Take the two corners of the head end of the sheet. Bring those two corners together in one hand, top side of the sheet out, so the head of the sheet is folded in half. Repeat the action so the head of the sheet is folded in quarters. Hold all four layers of that corner in one hand.
Throw the foot end of the sheet over your shoulder, never allowing the sheet to touch the floor. Step on the floor pedal of the extra hand sheet and spread folder to open the wall clamp. Neatly insert the four layers of corners into the clamp and then release the pedal to close the clamp.
Walk away from the wall and hold the foot of the sheet in your hands. Bring the two corners together and then repeat the action so the entire sheet is folded in quarters. Hold the four layers of corners in one hand.
Step halfway to the wall. With your second hand, grasp the edge of the sheet midway to the wall clamp. Bring your first hand (which is holding the foot corners of the sheet) to the wall clamp, and grasp all head and foot corners in one hand (without releasing the clamp yet).
When you have all corners in one hand, release the clamp by stepping on the foot pedal and then clamp all eight layers together. Fold the sheet one more time in half, then insert all 16 layers into the clamp. Remove the folded sheet and fold once more by hand if necessary.
In the hospitality industry, you should never let linens touch the floor. If they do, send them back to the laundry.

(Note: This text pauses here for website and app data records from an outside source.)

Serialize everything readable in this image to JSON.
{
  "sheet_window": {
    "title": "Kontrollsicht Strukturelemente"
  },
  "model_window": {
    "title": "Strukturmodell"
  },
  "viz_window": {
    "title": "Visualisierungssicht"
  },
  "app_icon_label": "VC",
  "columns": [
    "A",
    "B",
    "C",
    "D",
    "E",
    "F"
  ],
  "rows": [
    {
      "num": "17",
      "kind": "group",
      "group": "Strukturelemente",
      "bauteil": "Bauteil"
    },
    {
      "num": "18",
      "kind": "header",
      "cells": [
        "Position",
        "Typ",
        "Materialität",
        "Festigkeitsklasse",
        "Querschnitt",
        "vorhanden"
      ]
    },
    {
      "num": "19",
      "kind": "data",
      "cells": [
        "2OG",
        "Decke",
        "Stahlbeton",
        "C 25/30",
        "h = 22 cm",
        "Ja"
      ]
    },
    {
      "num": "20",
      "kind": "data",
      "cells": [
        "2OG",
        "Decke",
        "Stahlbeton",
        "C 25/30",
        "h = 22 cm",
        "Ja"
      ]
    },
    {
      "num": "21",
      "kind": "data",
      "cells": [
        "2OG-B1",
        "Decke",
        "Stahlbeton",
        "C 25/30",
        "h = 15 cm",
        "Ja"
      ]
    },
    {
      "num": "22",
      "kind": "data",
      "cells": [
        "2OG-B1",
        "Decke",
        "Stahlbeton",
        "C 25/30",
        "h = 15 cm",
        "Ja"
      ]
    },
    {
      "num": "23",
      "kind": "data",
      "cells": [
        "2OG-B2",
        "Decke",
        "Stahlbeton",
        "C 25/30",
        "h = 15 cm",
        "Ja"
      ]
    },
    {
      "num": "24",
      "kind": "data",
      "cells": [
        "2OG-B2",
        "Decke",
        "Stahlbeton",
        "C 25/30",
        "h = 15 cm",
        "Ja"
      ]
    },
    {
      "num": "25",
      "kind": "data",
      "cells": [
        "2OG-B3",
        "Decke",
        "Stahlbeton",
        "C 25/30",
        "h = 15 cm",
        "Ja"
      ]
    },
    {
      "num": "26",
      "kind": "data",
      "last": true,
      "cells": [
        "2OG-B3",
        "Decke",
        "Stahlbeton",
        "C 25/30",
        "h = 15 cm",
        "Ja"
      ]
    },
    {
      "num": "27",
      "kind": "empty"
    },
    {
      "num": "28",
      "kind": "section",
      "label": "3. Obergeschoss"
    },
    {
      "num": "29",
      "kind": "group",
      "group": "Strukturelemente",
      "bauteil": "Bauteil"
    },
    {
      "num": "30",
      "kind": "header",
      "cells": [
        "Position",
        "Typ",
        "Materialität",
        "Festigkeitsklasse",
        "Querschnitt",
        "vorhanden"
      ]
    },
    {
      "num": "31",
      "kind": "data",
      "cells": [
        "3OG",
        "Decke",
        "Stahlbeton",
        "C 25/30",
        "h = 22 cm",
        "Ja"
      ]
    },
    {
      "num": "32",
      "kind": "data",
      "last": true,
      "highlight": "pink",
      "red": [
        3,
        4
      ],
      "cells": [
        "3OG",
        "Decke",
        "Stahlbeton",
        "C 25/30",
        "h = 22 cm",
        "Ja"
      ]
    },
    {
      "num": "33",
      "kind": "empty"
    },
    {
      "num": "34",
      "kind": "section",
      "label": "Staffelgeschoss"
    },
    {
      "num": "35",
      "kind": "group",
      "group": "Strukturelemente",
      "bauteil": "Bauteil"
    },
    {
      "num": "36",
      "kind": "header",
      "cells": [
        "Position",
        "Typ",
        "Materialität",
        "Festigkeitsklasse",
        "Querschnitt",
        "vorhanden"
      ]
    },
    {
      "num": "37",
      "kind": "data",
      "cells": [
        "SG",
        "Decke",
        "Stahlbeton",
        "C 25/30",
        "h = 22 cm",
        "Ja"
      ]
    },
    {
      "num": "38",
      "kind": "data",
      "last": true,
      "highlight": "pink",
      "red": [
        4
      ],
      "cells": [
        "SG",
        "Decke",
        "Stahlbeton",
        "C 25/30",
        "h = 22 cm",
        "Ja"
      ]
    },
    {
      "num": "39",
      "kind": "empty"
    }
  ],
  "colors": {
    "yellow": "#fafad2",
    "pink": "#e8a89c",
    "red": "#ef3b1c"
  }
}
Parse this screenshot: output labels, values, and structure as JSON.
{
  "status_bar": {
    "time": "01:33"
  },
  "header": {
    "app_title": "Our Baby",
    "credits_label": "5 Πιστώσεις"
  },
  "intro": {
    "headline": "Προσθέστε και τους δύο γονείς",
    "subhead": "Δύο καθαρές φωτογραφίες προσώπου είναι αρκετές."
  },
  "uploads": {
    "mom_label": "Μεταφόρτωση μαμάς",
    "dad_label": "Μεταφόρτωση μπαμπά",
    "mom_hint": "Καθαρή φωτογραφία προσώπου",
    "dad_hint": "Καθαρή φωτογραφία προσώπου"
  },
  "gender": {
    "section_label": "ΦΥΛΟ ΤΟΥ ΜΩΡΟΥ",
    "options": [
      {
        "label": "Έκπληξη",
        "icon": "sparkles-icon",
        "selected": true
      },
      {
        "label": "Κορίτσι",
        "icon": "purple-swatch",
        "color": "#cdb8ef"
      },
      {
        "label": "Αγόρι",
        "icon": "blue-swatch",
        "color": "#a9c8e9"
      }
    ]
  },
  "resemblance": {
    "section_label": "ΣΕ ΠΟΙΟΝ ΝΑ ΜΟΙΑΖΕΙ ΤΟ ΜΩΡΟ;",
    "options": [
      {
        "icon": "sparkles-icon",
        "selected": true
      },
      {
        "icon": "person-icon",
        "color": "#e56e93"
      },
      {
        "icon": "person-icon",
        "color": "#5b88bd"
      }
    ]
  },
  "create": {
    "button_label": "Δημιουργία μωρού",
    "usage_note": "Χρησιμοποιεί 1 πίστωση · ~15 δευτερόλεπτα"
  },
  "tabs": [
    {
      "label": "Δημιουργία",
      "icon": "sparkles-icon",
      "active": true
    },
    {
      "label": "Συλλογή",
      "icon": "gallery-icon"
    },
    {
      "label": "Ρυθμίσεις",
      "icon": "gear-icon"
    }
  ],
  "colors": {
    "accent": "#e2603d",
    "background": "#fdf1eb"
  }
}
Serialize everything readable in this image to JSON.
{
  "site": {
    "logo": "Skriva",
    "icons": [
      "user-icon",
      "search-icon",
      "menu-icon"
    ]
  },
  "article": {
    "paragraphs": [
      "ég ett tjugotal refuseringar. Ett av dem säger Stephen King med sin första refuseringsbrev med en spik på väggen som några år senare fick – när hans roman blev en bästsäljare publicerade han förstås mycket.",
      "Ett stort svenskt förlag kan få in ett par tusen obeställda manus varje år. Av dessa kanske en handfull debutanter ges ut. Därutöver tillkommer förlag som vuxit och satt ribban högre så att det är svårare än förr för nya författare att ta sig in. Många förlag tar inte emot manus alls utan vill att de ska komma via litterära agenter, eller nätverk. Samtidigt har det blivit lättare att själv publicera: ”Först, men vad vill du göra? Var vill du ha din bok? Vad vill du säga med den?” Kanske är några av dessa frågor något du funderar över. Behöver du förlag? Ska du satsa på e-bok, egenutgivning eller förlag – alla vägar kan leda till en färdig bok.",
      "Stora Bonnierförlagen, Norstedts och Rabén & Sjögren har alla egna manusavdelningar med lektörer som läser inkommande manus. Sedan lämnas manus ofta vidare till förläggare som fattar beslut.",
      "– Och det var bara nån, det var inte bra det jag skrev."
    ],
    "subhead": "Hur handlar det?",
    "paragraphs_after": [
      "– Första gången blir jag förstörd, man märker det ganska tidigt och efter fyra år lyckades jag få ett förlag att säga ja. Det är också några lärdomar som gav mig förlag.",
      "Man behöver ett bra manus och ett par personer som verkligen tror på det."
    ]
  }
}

James Werning has authored books and articles on various websites. His scripts have aired for more than 15 years on radio stations across North America. He is a small business owner and a world traveler with a master's degree in communications from the University of Edinburgh, Scotland.